It’s the type of story that may give you pause the next time you think your ear is clogged with a bit of water after taking a swim in the pool or long a shower. Or it’s the type of story that will give you nightmares.
But for Susie Torres of Kansas City, she was luckily none the wiser—until doctors informed her that the blockage in her ear wasn’t a bit of H2O, but was a venomous brown recluse spider.
Nagged by the belief that she had some water stuck inside her ear, Torres went to a doctor to see what exactly the problem was.
When a medical assistant checked her ear, she couldn’t believe what she saw and quickly grabbed fellow staffers to confirm that her eyes and expertise were not deceiving her.
Torres explained to KSHB News:
“She ran out and said I’m going to get a couple more people.
She then said, ‘I think you have an insect in there’.”
At that stage, Torres felt little need to panic. A mere insect, after all, is no cause for alarm to a grownup human. But then the staffer told her what the problem was. Torres said:
“She came back in and told me it was a spider.”
Luckily, Torres explained, the medical staff “had a few tools and worked their magic and got it out.”
Only later did doctors tell her that it was the highly dangerous brown recluse spider that took up residence inside her ear.
According to the U.S. Centers for Disease Control and Prevention, the brown recluse is one of only two venomous spiders commonly found in the country, along with the black widow.
At best, the brown recluse can cause a bit of itching. At worst, the venomous arachnid can trigger muscle pain, fever, nausea, anxiety, difficulty breathing, intense sweating, headaches and even death.
Any brown recluse bite should be greeted with calm and treated by a medical professional, the CDC suggests. The CDC also adds:
“Spiders are usually not aggressive and most bites occur because a spider is trapped or unintentionally contacted.”
Luckily, in Torres’ case the brown recluse seems to have found the inside of her ear to have been a spacious enough accommodation to not feel the need to defend itself, doctors confirmed.
Still, Torres remains spooked by her close contact with the venomous creature.
“I never thought they would crawl in your ear or any part of your body.”
With no idea about why or how the spider entered her body, she plans to take precautions from now on before heading to bed. Torres said:

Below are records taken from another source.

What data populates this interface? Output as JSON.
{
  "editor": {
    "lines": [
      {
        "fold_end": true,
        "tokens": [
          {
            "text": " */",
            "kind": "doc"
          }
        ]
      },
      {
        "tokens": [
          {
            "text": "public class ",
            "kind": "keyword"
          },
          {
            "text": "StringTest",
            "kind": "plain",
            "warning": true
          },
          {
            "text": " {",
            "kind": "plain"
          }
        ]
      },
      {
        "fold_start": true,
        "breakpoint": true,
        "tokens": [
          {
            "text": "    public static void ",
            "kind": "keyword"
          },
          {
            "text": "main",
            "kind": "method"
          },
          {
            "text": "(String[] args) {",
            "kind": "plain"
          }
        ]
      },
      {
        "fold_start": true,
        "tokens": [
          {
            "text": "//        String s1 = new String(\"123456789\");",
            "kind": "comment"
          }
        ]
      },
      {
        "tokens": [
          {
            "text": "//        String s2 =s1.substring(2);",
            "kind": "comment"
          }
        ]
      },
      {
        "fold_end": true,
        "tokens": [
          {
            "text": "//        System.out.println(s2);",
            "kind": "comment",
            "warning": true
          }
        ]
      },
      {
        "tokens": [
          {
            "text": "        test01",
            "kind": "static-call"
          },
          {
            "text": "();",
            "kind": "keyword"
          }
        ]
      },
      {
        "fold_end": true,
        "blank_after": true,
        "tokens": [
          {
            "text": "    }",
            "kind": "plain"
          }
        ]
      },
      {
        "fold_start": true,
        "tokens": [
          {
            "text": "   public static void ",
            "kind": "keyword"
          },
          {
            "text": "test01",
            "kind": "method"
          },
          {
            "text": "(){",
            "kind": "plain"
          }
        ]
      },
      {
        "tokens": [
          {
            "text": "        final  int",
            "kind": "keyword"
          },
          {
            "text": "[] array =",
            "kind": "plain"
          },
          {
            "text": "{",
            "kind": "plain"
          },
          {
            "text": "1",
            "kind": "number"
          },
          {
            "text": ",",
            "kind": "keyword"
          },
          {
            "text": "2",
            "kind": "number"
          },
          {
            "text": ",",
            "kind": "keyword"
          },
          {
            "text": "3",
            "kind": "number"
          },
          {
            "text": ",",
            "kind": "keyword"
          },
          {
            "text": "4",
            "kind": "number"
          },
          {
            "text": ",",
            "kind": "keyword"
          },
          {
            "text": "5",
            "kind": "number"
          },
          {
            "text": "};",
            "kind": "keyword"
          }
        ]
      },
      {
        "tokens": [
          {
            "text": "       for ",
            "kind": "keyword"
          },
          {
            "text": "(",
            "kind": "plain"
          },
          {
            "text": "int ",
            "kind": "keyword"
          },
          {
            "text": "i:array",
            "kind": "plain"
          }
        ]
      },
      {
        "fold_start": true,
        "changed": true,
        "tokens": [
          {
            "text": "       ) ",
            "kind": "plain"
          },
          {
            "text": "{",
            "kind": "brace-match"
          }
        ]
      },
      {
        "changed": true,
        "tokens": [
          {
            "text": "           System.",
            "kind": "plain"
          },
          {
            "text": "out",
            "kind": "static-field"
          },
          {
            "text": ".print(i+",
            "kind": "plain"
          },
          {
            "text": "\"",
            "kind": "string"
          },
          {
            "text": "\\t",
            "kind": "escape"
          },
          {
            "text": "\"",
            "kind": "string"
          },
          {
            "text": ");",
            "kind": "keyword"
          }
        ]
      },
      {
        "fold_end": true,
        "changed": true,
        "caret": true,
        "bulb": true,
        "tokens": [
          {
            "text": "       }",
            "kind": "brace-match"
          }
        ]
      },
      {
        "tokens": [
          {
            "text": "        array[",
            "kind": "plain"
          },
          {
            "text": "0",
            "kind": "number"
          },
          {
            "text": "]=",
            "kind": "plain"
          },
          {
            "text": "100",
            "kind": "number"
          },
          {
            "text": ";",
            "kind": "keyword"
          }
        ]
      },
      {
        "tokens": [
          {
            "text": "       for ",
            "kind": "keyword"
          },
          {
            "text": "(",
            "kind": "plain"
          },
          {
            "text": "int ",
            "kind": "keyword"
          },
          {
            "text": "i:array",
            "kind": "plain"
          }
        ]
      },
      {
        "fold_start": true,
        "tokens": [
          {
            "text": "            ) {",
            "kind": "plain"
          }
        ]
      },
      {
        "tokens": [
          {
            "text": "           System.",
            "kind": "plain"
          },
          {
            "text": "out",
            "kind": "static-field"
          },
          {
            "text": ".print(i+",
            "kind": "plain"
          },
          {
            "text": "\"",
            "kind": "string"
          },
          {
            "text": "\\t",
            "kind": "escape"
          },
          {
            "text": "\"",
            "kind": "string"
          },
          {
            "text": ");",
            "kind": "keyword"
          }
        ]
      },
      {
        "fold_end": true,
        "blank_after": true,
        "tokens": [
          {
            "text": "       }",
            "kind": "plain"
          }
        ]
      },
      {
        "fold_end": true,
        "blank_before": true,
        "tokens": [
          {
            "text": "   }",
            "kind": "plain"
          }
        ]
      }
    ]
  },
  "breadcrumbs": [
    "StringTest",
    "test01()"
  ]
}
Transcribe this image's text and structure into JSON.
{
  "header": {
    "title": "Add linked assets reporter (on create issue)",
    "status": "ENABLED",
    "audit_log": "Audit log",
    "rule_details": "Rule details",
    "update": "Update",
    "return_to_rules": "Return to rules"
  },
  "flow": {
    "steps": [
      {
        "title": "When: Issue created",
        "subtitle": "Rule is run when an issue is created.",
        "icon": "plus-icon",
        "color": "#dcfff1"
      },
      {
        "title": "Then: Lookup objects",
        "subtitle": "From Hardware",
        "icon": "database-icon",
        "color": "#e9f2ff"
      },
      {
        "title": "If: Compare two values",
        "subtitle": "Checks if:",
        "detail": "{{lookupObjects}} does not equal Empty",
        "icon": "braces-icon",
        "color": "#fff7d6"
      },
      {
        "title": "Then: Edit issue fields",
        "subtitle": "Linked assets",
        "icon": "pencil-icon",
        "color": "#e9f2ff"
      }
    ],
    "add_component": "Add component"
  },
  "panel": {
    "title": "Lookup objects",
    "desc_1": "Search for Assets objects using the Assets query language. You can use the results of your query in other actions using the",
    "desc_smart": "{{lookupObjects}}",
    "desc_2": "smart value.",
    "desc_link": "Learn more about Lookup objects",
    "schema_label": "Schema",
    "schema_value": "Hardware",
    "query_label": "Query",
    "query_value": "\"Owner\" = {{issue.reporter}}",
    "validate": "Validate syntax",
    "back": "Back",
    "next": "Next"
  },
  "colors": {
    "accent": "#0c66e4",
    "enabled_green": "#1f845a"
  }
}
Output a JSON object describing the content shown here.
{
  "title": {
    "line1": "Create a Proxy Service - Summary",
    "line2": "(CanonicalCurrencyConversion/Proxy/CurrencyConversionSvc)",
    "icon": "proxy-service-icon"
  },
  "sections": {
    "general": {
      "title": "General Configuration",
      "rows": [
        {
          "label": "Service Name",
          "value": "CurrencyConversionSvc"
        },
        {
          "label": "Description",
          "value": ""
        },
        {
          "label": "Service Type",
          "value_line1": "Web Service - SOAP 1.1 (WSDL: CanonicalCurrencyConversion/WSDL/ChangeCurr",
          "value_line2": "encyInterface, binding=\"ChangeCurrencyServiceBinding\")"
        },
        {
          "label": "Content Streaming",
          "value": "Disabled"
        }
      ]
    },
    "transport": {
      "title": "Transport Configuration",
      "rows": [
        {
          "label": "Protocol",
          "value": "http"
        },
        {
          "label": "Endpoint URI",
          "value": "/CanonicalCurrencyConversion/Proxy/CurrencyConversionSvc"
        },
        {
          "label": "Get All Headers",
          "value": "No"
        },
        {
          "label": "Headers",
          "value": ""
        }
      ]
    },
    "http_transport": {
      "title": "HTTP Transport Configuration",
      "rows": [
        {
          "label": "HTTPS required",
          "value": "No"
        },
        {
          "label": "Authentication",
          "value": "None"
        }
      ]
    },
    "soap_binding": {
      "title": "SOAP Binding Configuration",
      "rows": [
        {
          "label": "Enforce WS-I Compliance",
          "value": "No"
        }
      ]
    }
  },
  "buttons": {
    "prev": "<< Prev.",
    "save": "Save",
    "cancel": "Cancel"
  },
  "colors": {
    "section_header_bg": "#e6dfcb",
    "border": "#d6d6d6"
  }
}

“I went and put some cotton balls in my ear last night, because I did not have any ear plugs.
I’m pretty terrified of spiders.”